People in Regency England depended heavily upon horseback and carriage to get around. Many of them traveled extensively from their country homes to London for the Season, which was both a social and political time of year while the House of Lords was in session. Many roads were terrible, and weather and highwaymen made travel uncomfortable as well as dangerous. To accommodate the Regency gentry or nobility, the styles, paint design and features of carriages were as varied as today’s automobiles, and many were also custom-made. Nobility had their family coat of arms painted on the side of their family coach. Image, status, and money, as well as personal taste, were all factors in choosing a carriage. A reader may come across a number of different names for conveyances. Unless one is willing to do research, these names may mean nothing. So, to help you visualize types of vehicles in historical novels, here are some more commonly used types:
Barouche (pictured): a very expensive and large four-passenger carriage pulled by four horses. Its folding hood could be raised but it only covered two of the passengers. This was viewed as a status symbol to own and provided a stylish way to be seen showing off wealth and clothing. It also allowed for unimpeded views, so they were ideal for sight-seeing.
Curricle: (pictured) a vehicle meant for two horses, it was small and only had two wheels. Its hood folded down, like a convertible. Lightweight and very fast, it was a favorite of young men who wished to show off driving skills and a perfectly matched team. Thrill-seekers often used it in racing, but it tipped over easily, so it was dangerous, hence the challenge and allure.
Dog cart: named so because owners often used it for taking fox hounds to a hunt. It had a seat in front for one driver, and a seat facing the rear of the carriage that could fold down for two passengers. Originally named a dog cart due to the ventilated box under the seat to keep hunting dogs when they drove to the fox hunt, this box also created an ideal place to stow cargo. There were both two- and four-wheeled versions. Another vehicle called a dog cart was a small four-wheeled cart pulled by dogs, generally to transport containers of milk or other cargo.
Family coach: a closed carriage that comfortably seated four passengers. The driver sat up front, way up high. It had windows, curtains, lanterns and usually storage compartments for refreshments and supplies. They also normally featured small desks for writing the many extensive letters Regency people were so mad about sending and receiving.
Gig: much like the dog cart, often popular with country doctors, is a two-wheeled vehicle with a seat wide enough for one or two people.
Governess cart: also called a “jaunting cart,” sometimes driven by ladies but most often by children. It was small and light, and pulled by one pony or donkey.
Hackney Coach 1800 @wikimedia commons
Hackney (pictured): like the modern day taxi cab, these could be carriages of any kind, but typically those that were closed, and driven by the cab driver, called a jarvey.

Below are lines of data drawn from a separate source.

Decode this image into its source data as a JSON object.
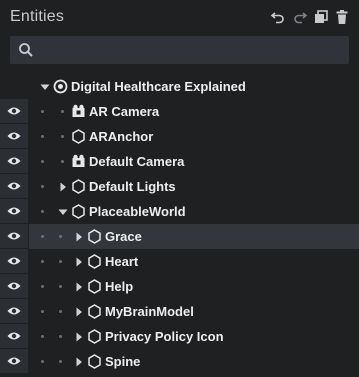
{
  "panel": {
    "title": "Entities",
    "toolbar": {
      "undo_icon": "undo-icon",
      "redo_icon": "redo-icon",
      "duplicate_icon": "duplicate-icon",
      "delete_icon": "trash-icon"
    },
    "search": {
      "value": "",
      "placeholder": "",
      "icon": "search-icon"
    }
  },
  "colors": {
    "background": "#1e2022",
    "visibility_column": "#2b2e33",
    "search_background": "#30343a",
    "selected_row": "#33373d",
    "text": "#eceeef"
  },
  "tree": {
    "root": {
      "label": "Digital Healthcare Explained",
      "icon": "scene-icon",
      "expanded": true
    },
    "items": [
      {
        "label": "AR Camera",
        "icon": "camera-icon",
        "depth": 1,
        "has_children": false,
        "expanded": false,
        "selected": false
      },
      {
        "label": "ARAnchor",
        "icon": "hexagon-entity-icon",
        "depth": 1,
        "has_children": false,
        "expanded": false,
        "selected": false
      },
      {
        "label": "Default Camera",
        "icon": "camera-icon",
        "depth": 1,
        "has_children": false,
        "expanded": false,
        "selected": false
      },
      {
        "label": "Default Lights",
        "icon": "hexagon-entity-icon",
        "depth": 1,
        "has_children": true,
        "expanded": false,
        "selected": false
      },
      {
        "label": "PlaceableWorld",
        "icon": "hexagon-entity-icon",
        "depth": 1,
        "has_children": true,
        "expanded": true,
        "selected": false
      },
      {
        "label": "Grace",
        "icon": "hexagon-entity-icon",
        "depth": 2,
        "has_children": true,
        "expanded": false,
        "selected": true
      },
      {
        "label": "Heart",
        "icon": "hexagon-entity-icon",
        "depth": 2,
        "has_children": true,
        "expanded": false,
        "selected": false
      },
      {
        "label": "Help",
        "icon": "hexagon-entity-icon",
        "depth": 2,
        "has_children": true,
        "expanded": false,
        "selected": false
      },
      {
        "label": "MyBrainModel",
        "icon": "hexagon-entity-icon",
        "depth": 2,
        "has_children": true,
        "expanded": false,
        "selected": false
      },
      {
        "label": "Privacy Policy Icon",
        "icon": "hexagon-entity-icon",
        "depth": 2,
        "has_children": true,
        "expanded": false,
        "selected": false
      },
      {
        "label": "Spine",
        "icon": "hexagon-entity-icon",
        "depth": 2,
        "has_children": true,
        "expanded": false,
        "selected": false
      }
    ]
  }
}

They were most often used in London. One could hail them from the street, or go to a hackney stand where the jarveys hung out until they found a paying passenger.

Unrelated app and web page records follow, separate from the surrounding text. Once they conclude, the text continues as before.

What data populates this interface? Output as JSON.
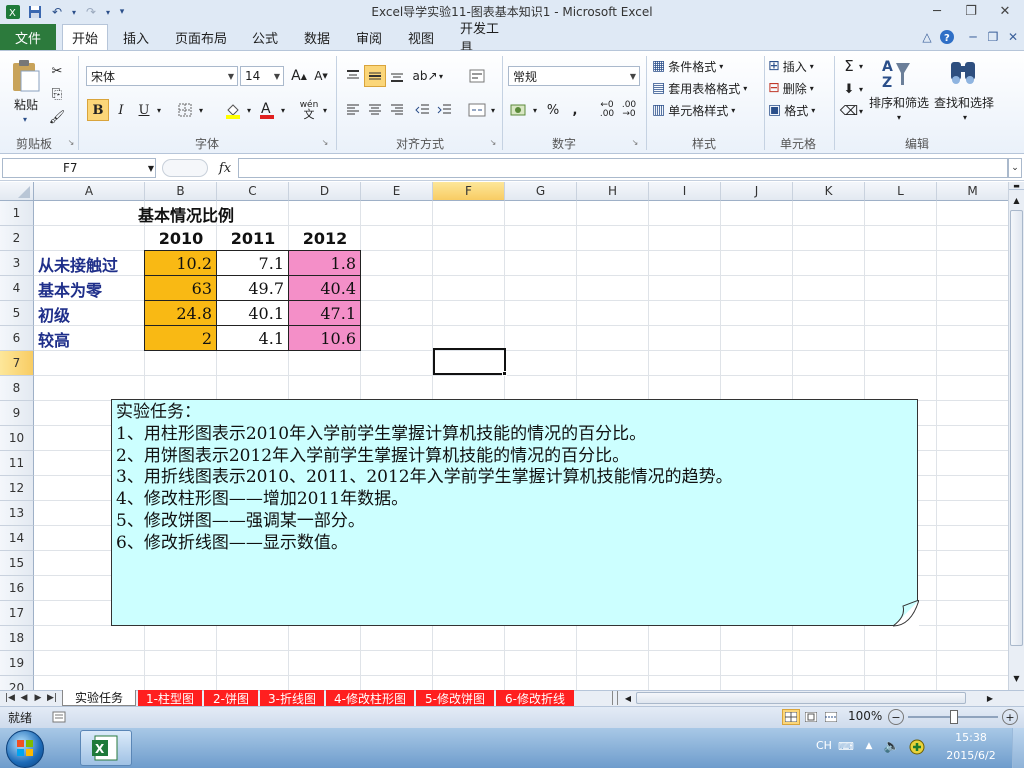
{
  "window": {
    "title": "Excel导学实验11-图表基本知识1 - Microsoft Excel"
  },
  "menu_tabs": {
    "file": "文件",
    "home": "开始",
    "insert": "插入",
    "page_layout": "页面布局",
    "formulas": "公式",
    "data": "数据",
    "review": "审阅",
    "view": "视图",
    "developer": "开发工具"
  },
  "ribbon": {
    "clipboard": {
      "paste": "粘贴",
      "label": "剪贴板"
    },
    "font": {
      "name": "宋体",
      "size": "14",
      "label": "字体",
      "bold": "B",
      "italic": "I",
      "underline": "U",
      "phonetic": "wén"
    },
    "alignment": {
      "label": "对齐方式"
    },
    "number": {
      "format": "常规",
      "label": "数字",
      "percent": "%",
      "comma": ",",
      "inc_decimal": ".00",
      "dec_decimal": ".00"
    },
    "styles": {
      "conditional": "条件格式",
      "table": "套用表格格式",
      "cell_styles": "单元格样式",
      "label": "样式"
    },
    "cells": {
      "insert": "插入",
      "delete": "删除",
      "format": "格式",
      "label": "单元格"
    },
    "editing": {
      "sort_filter": "排序和筛选",
      "find_select": "查找和选择",
      "label": "编辑"
    }
  },
  "formula_bar": {
    "name_box": "F7",
    "fx": "fx",
    "formula": ""
  },
  "columns": [
    "A",
    "B",
    "C",
    "D",
    "E",
    "F",
    "G",
    "H",
    "I",
    "J",
    "K",
    "L",
    "M"
  ],
  "selected_column": "F",
  "rows": [
    "1",
    "2",
    "3",
    "4",
    "5",
    "6",
    "7",
    "8",
    "9",
    "10",
    "11",
    "12",
    "13",
    "14",
    "15",
    "16",
    "17",
    "18",
    "19",
    "20"
  ],
  "selected_row": "7",
  "table": {
    "title": "基本情况比例",
    "years": [
      "2010",
      "2011",
      "2012"
    ],
    "rows": [
      {
        "label": "从未接触过",
        "values": [
          "10.2",
          "7.1",
          "1.8"
        ]
      },
      {
        "label": "基本为零",
        "values": [
          "63",
          "49.7",
          "40.4"
        ]
      },
      {
        "label": "初级",
        "values": [
          "24.8",
          "40.1",
          "47.1"
        ]
      },
      {
        "label": "较高",
        "values": [
          "2",
          "4.1",
          "10.6"
        ]
      }
    ],
    "colors": {
      "col_2010": "#f9b914",
      "col_2011": "#ffffff",
      "col_2012": "#f48fc8",
      "label": "#1f2f8a"
    }
  },
  "note": {
    "heading": "实验任务：",
    "lines": [
      "1、用柱形图表示2010年入学前学生掌握计算机技能的情况的百分比。",
      "2、用饼图表示2012年入学前学生掌握计算机技能的情况的百分比。",
      "3、用折线图表示2010、2011、2012年入学前学生掌握计算机技能情况的趋势。",
      "4、修改柱形图——增加2011年数据。",
      "5、修改饼图——强调某一部分。",
      "6、修改折线图——显示数值。"
    ],
    "background": "#ccffff"
  },
  "sheet_tabs": [
    "实验任务",
    "1-柱型图",
    "2-饼图",
    "3-折线图",
    "4-修改柱形图",
    "5-修改饼图",
    "6-修改折线"
  ],
  "status": {
    "ready": "就绪",
    "zoom": "100%"
  },
  "taskbar": {
    "ime": "CH",
    "time": "15:38",
    "date": "2015/6/2"
  }
}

Hansom: a two-wheeled carriage used as a cab. Most sources date its usage beginning with the Victorian Era. If this is true, it would not have been around during the Regency.
Landau (pictured): an open carriage with folding hoods that could be raised to protect the passengers. Like the Barouche, it was ideal when one wanted to see and be seen. It, too, had a driver up front and was pulled by four horses. Cinderella’s carriage reminds me of a Landau.
Phaeton(pictured): a smaller two-seater used by owners who drove themselves. Many had a footman seat in the back. The Phaeton is most often shown as open with a folding hood; sometimes it is shown as having a roof but with open front and sides. The front two wheels were smaller than the back wheels. Often the seat was very high, so much so that one required a ladder to reach it. It was also often referred to as the high-perch phaeton. It was considered stylish and rakish.
Post Chaise: technically any carriage that could be hired out by someone who wished to travel privately and not with a group of strangers such as a stage coach or mail coach. By the Regency it was usually small, chariot-style carriage which could be pulled by two or four horses, (but usually four) often painted yellow, and had one seat, which seated two. It also had an outside, rear facing seat for servants and a platform in front for luggage. The driver, called a postilion, rode on the backs of the left lead horse instead of on a bench on the carriage.
There were also stage coaches and mail coaches, which were public transportation for the person who didn’t mind (or were forced by the size of their purse) to travel with other passengers. They followed select routes and stopped at inns for food and for changing out the team of horses. The mail coach was the cheapest way to travel, and the most uncomfortable because its primary function was to carry mail rather than passengers. Sometimes, passengers were obliged to ride on top, and there are stories of that proving a fatal way to travel.
Traveling in Regency England was so difficult and dangerous, I’m honestly surprised people did it at all. But I suppose our ancestors will look back at us and how many car accidents and traffic jams occur in our era, and will wonder the same about us. It all boils down to a need to get somewhere, and the means at one’s disposal for getting there.